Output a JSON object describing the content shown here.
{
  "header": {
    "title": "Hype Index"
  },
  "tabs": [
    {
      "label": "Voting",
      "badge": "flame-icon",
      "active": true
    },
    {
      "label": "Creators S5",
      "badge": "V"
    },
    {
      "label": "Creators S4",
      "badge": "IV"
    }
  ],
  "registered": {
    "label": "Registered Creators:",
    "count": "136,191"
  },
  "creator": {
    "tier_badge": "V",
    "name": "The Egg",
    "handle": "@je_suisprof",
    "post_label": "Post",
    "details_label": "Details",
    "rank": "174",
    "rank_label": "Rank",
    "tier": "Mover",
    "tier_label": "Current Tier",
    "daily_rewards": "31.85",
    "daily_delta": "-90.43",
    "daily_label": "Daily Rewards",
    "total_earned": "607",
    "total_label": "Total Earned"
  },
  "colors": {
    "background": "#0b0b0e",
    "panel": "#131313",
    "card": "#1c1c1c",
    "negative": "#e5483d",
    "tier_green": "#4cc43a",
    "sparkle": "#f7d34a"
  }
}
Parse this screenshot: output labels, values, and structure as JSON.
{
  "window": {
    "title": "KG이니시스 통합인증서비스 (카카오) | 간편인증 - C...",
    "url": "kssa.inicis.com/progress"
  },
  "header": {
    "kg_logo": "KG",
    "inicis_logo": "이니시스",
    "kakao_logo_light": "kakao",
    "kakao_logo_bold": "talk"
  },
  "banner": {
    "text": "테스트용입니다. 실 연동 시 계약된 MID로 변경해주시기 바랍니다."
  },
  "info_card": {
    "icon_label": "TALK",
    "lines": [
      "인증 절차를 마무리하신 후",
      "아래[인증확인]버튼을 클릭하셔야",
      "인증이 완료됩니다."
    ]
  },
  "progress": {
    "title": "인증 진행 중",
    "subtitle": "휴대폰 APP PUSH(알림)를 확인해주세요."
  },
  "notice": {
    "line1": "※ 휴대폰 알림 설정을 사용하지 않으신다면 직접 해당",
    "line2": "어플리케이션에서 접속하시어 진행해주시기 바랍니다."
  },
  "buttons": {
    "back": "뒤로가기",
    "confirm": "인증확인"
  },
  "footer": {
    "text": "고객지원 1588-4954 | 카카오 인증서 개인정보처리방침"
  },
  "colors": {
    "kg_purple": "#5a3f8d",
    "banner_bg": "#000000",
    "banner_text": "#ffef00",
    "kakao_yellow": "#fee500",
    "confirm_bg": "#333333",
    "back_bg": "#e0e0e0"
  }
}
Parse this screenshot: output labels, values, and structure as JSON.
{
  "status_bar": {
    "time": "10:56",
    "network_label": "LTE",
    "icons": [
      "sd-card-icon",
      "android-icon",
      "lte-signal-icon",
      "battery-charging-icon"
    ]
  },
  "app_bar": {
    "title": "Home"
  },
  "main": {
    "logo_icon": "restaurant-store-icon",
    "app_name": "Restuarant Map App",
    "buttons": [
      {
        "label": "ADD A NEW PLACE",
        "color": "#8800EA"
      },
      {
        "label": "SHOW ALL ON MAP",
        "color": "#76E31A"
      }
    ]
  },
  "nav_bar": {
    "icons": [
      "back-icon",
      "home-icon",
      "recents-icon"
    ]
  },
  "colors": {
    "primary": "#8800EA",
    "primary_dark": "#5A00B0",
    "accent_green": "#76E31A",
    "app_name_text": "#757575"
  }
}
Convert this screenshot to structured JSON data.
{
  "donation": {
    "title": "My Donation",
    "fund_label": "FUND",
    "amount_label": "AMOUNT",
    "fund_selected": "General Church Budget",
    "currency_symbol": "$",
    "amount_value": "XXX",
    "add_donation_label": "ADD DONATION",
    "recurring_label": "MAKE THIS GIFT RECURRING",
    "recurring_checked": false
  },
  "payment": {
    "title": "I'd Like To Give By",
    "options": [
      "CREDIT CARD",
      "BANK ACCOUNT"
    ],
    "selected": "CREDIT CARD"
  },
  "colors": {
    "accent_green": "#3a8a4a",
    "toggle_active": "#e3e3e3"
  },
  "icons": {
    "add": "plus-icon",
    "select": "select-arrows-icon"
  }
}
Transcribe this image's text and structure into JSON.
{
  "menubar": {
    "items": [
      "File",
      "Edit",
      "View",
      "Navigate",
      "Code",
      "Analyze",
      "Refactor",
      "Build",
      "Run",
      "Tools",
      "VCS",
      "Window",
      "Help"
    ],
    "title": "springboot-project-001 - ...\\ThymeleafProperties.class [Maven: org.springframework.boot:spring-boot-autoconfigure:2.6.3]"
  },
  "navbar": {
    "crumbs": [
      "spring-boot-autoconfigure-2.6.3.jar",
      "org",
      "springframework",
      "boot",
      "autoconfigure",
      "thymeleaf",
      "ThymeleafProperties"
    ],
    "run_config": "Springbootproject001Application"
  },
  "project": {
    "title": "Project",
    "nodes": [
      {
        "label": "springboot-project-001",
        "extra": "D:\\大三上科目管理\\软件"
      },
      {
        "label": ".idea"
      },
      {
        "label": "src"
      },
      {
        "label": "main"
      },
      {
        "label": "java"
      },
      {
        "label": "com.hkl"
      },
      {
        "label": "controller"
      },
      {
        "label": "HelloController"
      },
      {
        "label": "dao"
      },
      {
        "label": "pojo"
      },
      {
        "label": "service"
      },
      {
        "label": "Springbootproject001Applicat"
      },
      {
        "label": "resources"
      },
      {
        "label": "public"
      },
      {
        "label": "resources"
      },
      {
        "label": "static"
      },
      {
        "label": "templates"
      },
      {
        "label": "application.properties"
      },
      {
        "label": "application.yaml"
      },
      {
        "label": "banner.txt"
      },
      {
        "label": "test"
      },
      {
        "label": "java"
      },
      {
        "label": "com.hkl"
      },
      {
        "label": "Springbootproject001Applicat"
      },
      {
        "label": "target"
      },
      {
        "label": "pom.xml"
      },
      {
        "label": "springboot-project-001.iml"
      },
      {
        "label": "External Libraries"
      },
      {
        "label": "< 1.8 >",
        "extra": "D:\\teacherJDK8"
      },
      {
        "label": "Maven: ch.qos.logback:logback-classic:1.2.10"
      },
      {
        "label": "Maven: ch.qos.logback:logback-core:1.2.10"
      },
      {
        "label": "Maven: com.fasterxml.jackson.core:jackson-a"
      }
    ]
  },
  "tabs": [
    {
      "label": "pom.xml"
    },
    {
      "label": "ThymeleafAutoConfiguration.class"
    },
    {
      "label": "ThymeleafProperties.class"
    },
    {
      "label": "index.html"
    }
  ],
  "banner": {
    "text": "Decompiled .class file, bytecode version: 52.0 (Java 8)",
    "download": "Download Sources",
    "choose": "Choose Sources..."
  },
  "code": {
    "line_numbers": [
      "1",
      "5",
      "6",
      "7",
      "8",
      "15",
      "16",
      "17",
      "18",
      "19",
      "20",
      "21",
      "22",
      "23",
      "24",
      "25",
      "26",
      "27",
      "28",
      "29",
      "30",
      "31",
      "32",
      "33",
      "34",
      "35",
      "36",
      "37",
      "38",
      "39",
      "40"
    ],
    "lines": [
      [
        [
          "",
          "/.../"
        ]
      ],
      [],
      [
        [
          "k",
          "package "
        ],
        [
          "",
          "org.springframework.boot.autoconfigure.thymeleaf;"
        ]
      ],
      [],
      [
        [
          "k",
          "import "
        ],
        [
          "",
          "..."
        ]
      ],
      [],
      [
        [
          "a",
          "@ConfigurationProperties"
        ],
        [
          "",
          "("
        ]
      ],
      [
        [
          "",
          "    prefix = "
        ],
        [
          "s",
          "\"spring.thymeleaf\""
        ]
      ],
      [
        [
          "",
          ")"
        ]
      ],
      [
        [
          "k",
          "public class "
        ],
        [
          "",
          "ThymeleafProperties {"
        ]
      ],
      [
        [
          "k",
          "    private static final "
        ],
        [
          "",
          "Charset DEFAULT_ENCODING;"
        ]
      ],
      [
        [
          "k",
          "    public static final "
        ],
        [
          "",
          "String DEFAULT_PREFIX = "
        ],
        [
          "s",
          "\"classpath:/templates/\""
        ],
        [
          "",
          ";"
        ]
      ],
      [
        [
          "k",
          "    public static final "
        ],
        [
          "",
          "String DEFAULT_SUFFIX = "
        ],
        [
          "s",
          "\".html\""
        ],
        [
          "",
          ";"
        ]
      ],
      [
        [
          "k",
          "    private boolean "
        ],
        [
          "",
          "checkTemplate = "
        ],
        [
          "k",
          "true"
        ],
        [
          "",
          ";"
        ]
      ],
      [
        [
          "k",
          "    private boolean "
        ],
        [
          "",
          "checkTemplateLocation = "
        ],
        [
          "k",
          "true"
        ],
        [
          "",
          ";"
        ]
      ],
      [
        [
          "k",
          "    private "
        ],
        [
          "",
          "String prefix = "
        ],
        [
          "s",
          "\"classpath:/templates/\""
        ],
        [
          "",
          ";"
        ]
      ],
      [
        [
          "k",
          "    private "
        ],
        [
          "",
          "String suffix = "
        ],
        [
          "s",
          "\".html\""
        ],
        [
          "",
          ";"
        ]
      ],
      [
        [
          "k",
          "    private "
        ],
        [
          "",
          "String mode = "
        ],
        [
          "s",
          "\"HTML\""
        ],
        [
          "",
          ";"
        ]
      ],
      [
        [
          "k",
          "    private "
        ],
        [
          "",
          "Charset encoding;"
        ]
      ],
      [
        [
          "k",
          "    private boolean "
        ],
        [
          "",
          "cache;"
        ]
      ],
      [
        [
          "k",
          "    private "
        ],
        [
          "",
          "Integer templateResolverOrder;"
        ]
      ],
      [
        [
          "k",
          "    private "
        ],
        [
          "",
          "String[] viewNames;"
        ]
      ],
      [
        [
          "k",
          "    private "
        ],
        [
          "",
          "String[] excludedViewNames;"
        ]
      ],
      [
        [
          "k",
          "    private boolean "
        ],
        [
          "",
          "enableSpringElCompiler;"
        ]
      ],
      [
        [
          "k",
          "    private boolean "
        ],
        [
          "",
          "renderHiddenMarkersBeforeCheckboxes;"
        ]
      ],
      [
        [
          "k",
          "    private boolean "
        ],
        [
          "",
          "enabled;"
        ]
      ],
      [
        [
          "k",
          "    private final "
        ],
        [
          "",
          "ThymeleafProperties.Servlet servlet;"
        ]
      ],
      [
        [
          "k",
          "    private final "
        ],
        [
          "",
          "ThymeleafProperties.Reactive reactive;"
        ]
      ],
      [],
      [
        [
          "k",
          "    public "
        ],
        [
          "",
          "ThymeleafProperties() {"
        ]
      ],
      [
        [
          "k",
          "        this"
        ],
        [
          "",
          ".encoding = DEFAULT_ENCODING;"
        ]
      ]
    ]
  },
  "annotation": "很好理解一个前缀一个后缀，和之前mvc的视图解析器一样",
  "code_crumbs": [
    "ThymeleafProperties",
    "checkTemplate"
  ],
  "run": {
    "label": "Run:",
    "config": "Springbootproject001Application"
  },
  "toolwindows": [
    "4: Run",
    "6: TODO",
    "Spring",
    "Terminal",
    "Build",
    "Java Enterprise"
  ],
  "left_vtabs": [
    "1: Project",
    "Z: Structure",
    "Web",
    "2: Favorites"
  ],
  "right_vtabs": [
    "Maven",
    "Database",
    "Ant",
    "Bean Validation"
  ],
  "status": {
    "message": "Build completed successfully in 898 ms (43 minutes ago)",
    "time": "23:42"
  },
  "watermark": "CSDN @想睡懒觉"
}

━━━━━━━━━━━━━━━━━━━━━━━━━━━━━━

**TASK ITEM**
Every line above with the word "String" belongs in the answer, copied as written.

**COMPLETED TASK**
          "String DEFAULT_PREFIX = "
          "String DEFAULT_SUFFIX = "
          "String prefix = "
          "String suffix = "
          "String mode = "
          "String[] viewNames;"
          "String[] excludedViewNames;"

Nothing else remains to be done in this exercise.